NTC forces then withdrew to bombard the building with mortar fire.
The plight of stranded civilians raised the concerns of Human Rights Watch, which called on both sides to minimise harm to them and ensure that prisoners are treated humanely.
"Commanders on the ground in Sirte need to make sure that their forces protect civilians and allow them to flee the combat zone," said Fred Abrahams, special adviser at HRW.
"All prisoners should be treated humanely and transferred to the NTC authorities who can better ensure their safety," he said in a statement.
The New York-based watchdog said much of Sirte's population of around 100,000 has already fled, but that an unknown number remain.
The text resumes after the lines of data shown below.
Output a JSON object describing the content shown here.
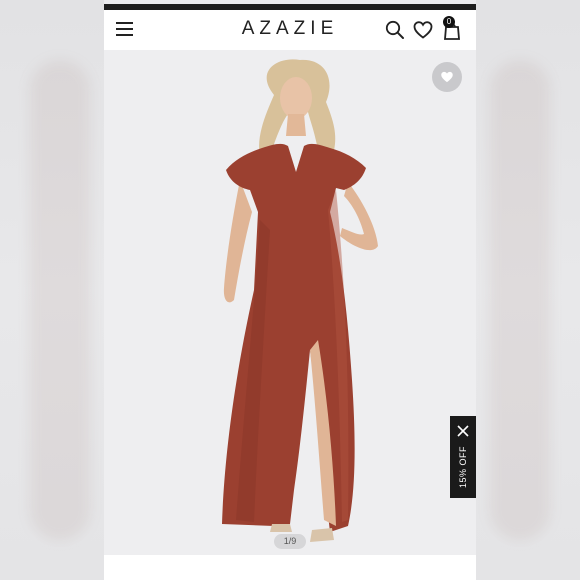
{
  "header": {
    "logo": "AZAZIE",
    "bag_count": "0",
    "icons": [
      "menu-icon",
      "search-icon",
      "heart-icon",
      "bag-icon"
    ]
  },
  "product": {
    "dress_color": "#9b4030",
    "wishlist_icon": "heart-icon"
  },
  "promo": {
    "label": "15% OFF",
    "close_icon": "close-icon"
  },
  "gallery": {
    "pager": "1/9"
  }
}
The NTC forces began their siege of Sirte on September 15 before launching on Friday what they termed a "final assault" that has seen at least 85 of their number killed and hundreds wounded, according to medics.
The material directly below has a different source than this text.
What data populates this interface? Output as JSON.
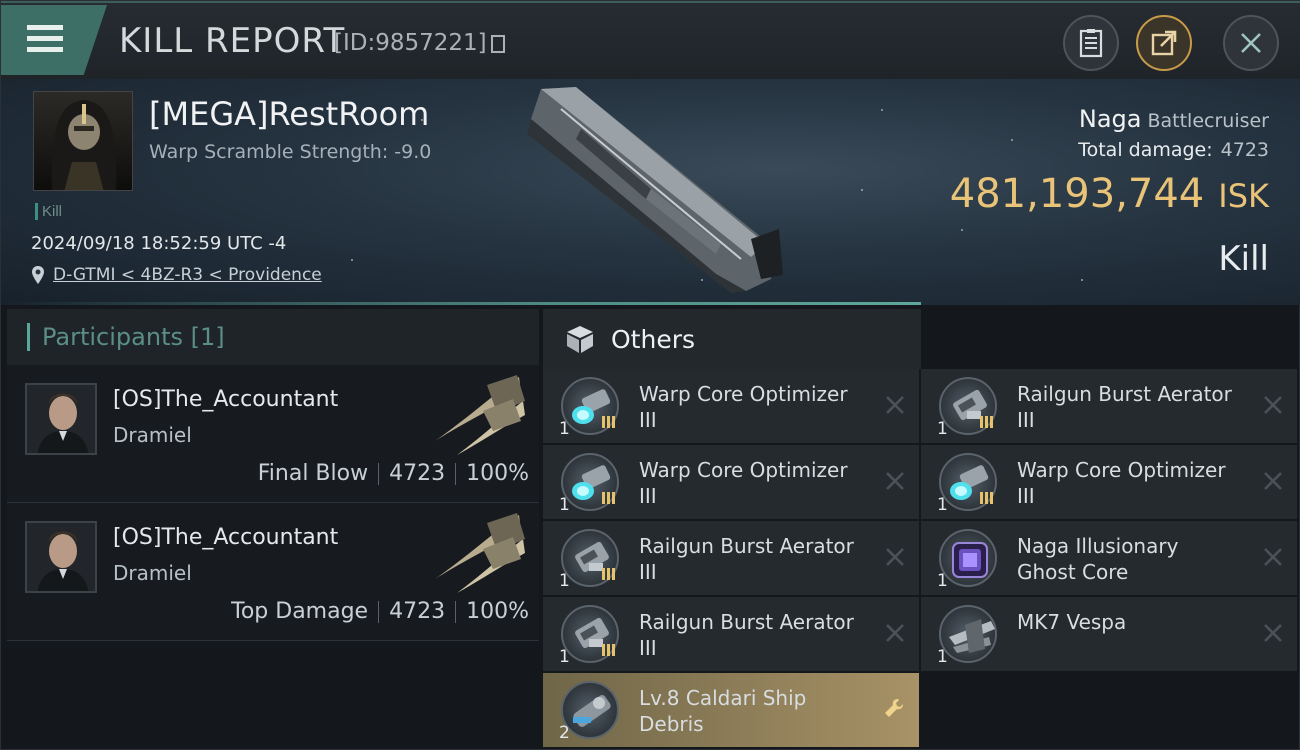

NATO warplanes overflew Sirte early on Wednesday without firing, an AFP correspondent reported, as the alliance said in its latest update that it had struck six vehicles in Bani Walid.
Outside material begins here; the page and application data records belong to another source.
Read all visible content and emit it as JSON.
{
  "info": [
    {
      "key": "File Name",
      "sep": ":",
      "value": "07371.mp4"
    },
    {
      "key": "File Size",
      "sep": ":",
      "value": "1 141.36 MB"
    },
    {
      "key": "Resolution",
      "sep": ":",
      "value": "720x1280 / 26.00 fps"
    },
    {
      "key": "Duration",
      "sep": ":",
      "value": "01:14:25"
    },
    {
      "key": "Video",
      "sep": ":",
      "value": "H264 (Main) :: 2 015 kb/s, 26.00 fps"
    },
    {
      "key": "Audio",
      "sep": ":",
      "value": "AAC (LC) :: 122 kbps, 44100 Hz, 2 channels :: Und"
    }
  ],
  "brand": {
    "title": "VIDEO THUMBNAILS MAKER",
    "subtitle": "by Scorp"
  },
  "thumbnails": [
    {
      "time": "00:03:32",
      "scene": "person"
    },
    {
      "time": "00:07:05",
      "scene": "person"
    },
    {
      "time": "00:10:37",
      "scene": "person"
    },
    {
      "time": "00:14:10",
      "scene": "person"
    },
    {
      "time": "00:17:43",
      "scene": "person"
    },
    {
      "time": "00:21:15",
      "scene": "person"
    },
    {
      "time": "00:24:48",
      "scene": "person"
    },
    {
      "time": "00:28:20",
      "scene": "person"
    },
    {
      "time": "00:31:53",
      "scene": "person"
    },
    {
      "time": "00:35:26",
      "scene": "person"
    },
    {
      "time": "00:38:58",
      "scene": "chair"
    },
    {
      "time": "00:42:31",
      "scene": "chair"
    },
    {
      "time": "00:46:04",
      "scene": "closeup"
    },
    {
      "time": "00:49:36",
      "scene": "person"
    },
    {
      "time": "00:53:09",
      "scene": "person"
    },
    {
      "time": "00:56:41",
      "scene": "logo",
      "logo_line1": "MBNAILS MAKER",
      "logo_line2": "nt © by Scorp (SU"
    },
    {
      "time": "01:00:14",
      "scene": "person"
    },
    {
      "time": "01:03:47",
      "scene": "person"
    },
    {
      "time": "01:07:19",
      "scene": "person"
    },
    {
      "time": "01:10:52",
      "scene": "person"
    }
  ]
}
Outside that oasis, 170 kilometres (105 miles) southeast of Tripoli, NTC fighters are also gearing for a renewed onslaught on the other remaining bastion of forces loyal to the ousted dictator.
A withdrawal from intense fighting, in what the military called a "tactical pull back" earlier this week, enabled some civilians to flee Bani Walid on Tuesday, said an AFP reporter.
Kadhafi's son Seif al-Islam, once seen as the former strongman's successor, is believed to be hiding in Bani Walid, possibly with his father.
NATO chief Anders Fogh Rasmussen has said the alliance was close to ending its mission in Libya, but NATO "had no knowledge of the colonel's whereabouts," adding that Kadhafi "is not a target of our operation."
Meanwhile, NTC oil and finance minister Ali Tarhuni said Libya will not award any further oil contracts until a government is formed after elections.
"There are no new contracts in this transitory period for Total or for any company," he told reporters on the occasion of a visit by an 80-strong French business delegation.
"The only government that can give new concessions in oil is an elected government, and that would be after we have a constitution."
Libya's oil production, which collapsed following the uprising in February, is expected to rise from current levels of around 400,000 barrels per day, to nearly one million by April, said Nuri Berruien, president of the state-run National Oil Corp (NOC).
"We are shooting to go back to previous levels of 1.6-1.7 million, hopefully before the end of 2012," he said.
"Probably in the next two years I would see intensive exploring activities," Berruien said, adding that such programmes would require "very large investment but the returns are very great."
The NOC president said the priorities for all future contract negotiations would be how they benefit the Libyan people, and the principle of transparency.
"We had enough of corruption, we had enough of squandering public wealth," Berruien told the conference, which was attended by French energy firms including Total and GDF Suez.